During a recent city briefing, Finance and Administrative Services Operations Director Chris Potter admitted that 95 percent or so of swept campers either come back to the same spot or another that’s fairly adjacent.
This is to say, a great deal of expense and inconvenience has achieved very little. Here’s why:
Under existing practices, groupings of three tents or more are subject to an inconsistently applied set of rules that disrupt the lives of campers without, for the most part, offering much of anything better.
If people are camped out in less than groups of three, the city can just kick people out and take their stuff without observing any protocols at all. If a given area has been repeatedly posted for campsite removal, no notice is necessary.
Rules for saving and storing personal property have been observed mostly in the breach. Abysmally low rates of property return suggest that this system is both punitive and broken.
Many offered services don’t meet the actual needs people have. The hours are too limited. No storage is provided. Loved ones are excluded, and judgments abound. Camping out in the dirt, where at least you’re generally left alone, feels like a better option.
To many, the majority of existing shelter feels worse that camping outdoors. In most shelters, there’s too much noise, too many biting bugs and not enough personal freedom. The core issue, a radical shortage of affordable housing options, continues to worsen.
Finally, when you’ve been chased around from camp to camp and had your stuff stolen and thrown away time and again, “I’m from the city, and I’m here to help!” simply lacks credibility.
And no one, it seems, is accountable. The city does what it wants, when it wants, without having to answer to hardly anyone.
Seattle’s sweeps policy, as it exists, is a mindless scorched-earth campaign that does more damage than good. And homeless people’s resistance resembles nothing so much as a determined guerrilla army, digging in against technocratic carpet-bombing for their very survival.
We can do so much better than this.
A sane encampments policy builds on the city’s commitment to housing-first and person-centered approaches to homelessness.
It ups our public health game to provide toilets, trash removal and other harm-reduction measures for the benefit of everyone.
It builds relationships with those who live outside by not disrupting their lives more than necessary. If an encampment is not a health or safety hazard, it should be left alone until better options are available.

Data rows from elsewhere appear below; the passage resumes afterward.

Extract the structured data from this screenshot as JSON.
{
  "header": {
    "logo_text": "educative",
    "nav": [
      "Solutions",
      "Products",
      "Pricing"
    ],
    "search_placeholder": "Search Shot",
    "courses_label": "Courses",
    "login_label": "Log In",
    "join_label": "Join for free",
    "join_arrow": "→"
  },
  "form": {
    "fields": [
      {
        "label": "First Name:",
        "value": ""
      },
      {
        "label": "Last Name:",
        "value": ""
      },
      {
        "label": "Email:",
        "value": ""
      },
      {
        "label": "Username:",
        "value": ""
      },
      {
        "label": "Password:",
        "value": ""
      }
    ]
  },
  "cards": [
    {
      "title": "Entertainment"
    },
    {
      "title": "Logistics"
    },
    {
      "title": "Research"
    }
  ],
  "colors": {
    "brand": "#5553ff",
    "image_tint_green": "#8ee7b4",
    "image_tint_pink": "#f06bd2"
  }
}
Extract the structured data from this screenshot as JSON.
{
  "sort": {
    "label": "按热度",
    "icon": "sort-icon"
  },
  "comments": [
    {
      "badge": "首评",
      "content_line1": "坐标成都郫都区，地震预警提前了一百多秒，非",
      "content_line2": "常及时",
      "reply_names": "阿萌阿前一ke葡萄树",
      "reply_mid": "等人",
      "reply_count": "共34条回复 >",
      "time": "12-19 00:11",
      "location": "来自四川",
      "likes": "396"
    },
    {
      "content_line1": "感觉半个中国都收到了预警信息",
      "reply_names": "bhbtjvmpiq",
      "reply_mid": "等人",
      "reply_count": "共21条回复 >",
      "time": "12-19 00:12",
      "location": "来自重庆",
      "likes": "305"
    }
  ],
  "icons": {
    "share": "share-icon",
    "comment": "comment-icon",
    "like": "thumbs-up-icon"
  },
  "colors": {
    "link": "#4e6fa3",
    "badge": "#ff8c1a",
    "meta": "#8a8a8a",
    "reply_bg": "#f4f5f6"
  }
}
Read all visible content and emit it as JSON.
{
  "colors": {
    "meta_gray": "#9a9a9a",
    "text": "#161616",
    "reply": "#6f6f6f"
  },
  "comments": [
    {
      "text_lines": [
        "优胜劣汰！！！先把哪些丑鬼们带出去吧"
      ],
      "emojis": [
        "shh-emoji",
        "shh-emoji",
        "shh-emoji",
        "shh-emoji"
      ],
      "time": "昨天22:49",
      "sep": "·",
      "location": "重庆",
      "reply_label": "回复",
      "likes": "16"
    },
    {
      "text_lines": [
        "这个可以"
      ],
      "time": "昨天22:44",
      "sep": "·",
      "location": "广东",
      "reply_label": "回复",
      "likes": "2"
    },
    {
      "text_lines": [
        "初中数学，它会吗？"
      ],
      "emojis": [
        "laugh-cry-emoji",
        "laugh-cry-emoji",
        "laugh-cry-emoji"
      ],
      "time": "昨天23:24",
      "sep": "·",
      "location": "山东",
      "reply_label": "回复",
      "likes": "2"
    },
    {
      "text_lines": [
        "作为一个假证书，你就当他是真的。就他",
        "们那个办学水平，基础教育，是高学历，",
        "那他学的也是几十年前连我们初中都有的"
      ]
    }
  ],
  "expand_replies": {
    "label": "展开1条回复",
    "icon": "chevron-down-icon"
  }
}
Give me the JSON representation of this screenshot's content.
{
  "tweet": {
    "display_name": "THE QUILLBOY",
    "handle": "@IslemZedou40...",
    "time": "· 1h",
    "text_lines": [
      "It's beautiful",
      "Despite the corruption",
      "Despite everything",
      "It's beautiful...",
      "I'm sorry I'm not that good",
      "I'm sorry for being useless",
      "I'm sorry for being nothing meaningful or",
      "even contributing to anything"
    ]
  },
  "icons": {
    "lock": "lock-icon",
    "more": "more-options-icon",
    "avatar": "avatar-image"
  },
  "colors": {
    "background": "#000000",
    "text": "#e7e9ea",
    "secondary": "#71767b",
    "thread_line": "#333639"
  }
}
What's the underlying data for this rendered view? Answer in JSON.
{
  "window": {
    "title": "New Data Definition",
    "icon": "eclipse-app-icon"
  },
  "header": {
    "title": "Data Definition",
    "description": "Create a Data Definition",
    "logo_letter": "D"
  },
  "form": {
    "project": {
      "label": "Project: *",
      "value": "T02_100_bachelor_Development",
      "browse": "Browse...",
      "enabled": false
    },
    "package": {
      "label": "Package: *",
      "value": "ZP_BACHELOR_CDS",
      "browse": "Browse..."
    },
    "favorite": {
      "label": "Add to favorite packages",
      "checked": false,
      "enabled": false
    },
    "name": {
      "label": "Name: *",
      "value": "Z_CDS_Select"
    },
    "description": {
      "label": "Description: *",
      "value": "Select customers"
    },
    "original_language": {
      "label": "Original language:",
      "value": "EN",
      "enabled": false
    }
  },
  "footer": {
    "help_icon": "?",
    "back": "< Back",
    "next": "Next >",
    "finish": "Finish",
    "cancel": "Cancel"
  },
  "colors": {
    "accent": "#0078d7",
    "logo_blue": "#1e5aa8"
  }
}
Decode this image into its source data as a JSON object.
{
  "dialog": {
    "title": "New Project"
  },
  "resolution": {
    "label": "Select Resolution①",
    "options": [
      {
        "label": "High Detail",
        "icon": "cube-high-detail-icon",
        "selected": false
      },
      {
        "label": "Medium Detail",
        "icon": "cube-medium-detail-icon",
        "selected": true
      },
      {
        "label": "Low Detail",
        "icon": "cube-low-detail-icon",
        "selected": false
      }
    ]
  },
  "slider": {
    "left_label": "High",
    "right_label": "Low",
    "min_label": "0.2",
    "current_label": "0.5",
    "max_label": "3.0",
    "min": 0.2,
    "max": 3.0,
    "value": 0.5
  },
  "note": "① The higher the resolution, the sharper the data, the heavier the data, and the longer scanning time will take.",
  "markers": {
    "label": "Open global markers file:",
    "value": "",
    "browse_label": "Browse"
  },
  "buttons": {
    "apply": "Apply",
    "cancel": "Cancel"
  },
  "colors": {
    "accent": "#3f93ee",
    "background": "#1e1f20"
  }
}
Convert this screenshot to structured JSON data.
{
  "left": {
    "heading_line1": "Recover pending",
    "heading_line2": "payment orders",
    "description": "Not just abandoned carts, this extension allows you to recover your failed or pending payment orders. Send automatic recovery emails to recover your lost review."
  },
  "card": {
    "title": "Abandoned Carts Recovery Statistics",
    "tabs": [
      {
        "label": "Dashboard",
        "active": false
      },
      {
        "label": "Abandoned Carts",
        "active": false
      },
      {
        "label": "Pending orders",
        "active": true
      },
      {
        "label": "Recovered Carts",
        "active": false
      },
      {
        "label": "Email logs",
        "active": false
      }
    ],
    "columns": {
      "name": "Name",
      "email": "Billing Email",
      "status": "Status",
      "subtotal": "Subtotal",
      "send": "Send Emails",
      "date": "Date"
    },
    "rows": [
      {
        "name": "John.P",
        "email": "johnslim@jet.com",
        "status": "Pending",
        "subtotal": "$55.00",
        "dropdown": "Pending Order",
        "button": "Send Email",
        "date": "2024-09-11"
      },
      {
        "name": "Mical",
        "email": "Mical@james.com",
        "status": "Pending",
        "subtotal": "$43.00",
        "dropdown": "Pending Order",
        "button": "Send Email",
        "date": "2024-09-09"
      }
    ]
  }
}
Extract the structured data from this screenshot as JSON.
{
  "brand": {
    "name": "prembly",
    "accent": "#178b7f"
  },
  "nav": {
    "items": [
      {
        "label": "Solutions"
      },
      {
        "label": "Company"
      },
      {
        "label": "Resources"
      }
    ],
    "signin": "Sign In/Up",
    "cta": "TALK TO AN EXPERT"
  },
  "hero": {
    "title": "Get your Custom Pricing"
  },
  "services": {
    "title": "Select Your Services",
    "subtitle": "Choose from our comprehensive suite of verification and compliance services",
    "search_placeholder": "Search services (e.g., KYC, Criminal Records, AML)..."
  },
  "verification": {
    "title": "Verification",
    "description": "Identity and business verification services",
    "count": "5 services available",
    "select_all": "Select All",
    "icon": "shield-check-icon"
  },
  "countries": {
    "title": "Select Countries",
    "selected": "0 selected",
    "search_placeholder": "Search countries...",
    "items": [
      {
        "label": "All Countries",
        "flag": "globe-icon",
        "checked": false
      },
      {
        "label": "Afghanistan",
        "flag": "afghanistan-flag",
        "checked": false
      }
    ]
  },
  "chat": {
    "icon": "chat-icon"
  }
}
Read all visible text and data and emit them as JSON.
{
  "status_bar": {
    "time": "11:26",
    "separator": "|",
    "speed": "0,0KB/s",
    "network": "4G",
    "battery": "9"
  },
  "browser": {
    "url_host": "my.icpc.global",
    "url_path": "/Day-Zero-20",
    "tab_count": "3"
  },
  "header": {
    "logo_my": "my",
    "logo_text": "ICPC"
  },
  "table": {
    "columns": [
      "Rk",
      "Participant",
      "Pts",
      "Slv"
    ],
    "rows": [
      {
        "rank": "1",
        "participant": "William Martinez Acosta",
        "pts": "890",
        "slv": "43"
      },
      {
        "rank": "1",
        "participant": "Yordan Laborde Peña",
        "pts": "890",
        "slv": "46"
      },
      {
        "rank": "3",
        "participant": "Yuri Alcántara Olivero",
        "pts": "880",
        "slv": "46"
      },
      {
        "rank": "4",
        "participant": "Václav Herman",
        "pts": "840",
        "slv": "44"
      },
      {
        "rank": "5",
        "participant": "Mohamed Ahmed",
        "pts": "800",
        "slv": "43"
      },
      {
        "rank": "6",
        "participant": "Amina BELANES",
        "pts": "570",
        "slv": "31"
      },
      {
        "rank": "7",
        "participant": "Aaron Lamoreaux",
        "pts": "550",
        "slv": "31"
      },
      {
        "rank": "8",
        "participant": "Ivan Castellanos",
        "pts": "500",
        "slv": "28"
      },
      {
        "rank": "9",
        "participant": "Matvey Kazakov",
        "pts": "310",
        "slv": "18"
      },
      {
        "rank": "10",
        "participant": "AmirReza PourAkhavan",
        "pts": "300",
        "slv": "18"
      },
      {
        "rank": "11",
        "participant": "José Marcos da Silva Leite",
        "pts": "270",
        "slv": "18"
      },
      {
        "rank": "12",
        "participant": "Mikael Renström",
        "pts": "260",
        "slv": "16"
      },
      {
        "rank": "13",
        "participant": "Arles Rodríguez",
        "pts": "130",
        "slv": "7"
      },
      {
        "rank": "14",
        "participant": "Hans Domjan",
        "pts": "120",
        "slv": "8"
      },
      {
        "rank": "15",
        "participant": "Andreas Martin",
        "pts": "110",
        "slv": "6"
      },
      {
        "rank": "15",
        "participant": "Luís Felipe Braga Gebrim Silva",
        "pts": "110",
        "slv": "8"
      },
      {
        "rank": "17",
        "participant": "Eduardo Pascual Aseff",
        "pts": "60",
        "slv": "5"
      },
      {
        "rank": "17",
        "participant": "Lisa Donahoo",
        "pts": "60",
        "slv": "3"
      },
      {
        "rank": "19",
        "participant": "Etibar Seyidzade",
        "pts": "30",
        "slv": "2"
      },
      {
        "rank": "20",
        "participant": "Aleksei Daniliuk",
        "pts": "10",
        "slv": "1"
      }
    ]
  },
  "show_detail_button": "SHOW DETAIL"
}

The most determined opponents of the encampment legislation, now awaiting action in City Council, are filled with passionate intensity, but they’re short on solutions. They have resisted the middle ground. And they don’t seem to care who gets hurt.
It’s time to try something new. Call the City Council today and ask them to pass Council Bill 118794.